--- Material for the task Enclosed Below ---

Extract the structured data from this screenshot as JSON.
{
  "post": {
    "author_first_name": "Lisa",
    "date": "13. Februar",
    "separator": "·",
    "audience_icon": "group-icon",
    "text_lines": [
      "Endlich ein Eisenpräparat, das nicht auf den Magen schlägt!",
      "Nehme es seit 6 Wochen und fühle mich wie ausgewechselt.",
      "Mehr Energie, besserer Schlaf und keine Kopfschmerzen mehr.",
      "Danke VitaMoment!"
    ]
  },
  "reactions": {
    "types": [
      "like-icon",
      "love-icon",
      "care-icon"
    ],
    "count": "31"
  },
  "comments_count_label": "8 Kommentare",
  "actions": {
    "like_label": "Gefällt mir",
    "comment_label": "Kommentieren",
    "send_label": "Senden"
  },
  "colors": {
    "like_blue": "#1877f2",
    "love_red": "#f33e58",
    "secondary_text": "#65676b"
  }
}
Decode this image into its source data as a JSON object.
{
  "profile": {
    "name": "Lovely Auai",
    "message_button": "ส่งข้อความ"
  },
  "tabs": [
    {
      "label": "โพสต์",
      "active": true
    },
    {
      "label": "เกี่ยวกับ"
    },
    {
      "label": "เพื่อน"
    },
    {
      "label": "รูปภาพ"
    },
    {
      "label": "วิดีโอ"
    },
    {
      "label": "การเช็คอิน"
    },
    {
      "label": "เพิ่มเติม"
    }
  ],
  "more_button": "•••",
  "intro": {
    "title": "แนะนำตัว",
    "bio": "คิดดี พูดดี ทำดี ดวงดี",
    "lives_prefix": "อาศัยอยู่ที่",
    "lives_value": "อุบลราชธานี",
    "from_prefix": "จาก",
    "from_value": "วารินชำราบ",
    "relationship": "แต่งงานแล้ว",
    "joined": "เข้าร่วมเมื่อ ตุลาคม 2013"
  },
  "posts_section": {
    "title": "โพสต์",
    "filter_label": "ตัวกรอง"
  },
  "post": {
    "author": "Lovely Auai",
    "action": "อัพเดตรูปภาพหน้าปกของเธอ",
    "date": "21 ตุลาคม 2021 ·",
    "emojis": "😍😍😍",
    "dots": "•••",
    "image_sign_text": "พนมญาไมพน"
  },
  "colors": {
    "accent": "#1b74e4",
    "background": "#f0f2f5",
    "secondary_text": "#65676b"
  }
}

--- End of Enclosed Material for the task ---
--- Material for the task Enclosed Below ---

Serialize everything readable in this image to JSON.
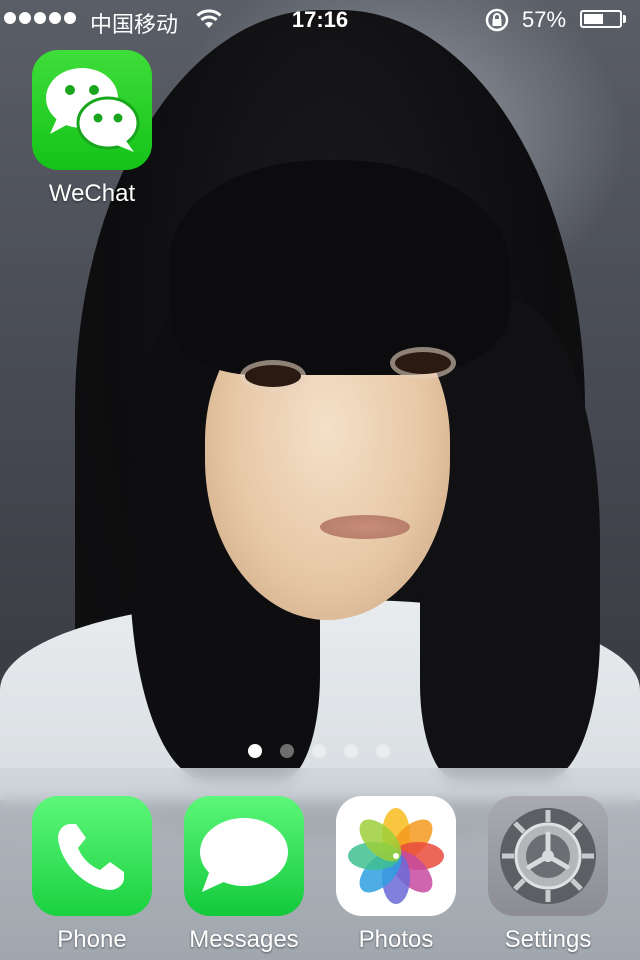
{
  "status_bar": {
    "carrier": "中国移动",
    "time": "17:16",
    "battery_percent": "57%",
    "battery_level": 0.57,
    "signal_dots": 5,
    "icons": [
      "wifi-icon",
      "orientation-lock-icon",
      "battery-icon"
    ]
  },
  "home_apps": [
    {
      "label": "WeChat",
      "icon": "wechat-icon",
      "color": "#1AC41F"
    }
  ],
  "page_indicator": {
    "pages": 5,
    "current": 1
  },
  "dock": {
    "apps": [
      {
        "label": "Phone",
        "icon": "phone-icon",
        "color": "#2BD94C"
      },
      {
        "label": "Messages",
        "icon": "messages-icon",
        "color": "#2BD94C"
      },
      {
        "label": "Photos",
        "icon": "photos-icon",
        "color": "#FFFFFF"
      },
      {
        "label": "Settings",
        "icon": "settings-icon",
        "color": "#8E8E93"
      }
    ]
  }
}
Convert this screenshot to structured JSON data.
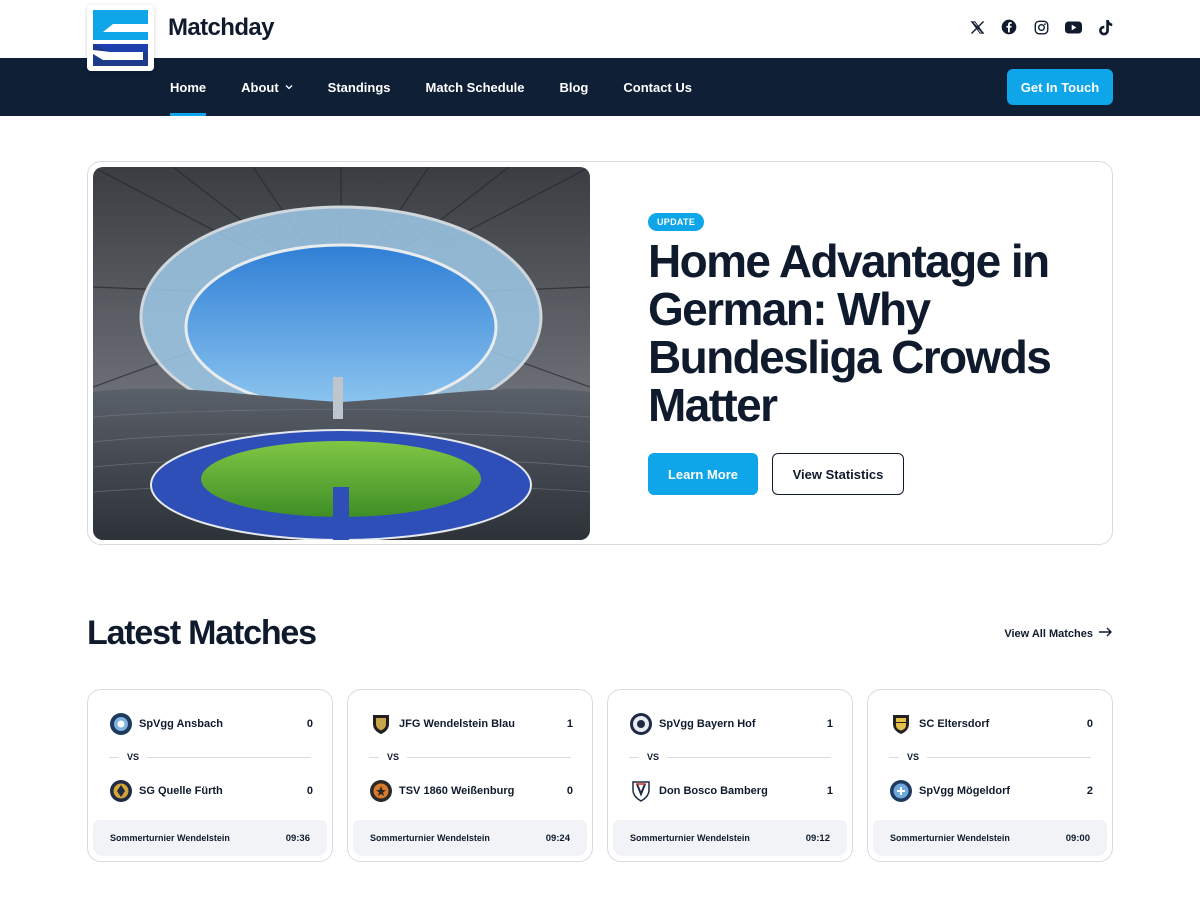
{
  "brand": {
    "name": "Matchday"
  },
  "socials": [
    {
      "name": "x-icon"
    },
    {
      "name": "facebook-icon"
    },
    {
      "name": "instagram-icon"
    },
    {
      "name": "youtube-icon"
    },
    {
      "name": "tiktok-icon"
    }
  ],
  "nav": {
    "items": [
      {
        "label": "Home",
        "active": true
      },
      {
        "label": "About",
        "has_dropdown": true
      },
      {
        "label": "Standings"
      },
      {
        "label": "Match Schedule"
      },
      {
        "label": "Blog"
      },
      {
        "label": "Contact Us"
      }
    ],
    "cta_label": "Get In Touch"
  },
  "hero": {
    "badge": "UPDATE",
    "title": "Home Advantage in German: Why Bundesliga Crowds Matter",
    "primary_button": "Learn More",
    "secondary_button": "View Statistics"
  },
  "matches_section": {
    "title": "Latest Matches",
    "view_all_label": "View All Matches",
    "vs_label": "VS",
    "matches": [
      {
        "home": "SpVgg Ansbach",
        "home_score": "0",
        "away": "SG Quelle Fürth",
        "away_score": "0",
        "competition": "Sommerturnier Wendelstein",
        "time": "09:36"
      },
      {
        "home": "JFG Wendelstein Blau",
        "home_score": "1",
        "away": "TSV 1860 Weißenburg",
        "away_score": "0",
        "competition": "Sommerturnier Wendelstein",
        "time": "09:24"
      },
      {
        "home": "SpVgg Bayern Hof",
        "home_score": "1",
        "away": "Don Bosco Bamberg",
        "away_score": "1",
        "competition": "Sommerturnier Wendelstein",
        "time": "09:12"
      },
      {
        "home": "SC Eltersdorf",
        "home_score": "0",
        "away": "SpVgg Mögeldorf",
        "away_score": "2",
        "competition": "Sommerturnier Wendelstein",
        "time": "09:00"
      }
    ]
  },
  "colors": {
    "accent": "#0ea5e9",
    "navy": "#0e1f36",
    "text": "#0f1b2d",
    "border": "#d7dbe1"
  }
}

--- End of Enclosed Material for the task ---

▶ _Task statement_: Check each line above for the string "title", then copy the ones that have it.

▶ _Answer section_:
    "title": "แนะนำตัว",
    "title": "โพสต์",
    "title": "Home Advantage in German: Why Bundesliga Crowds Matter",
    "title": "Latest Matches",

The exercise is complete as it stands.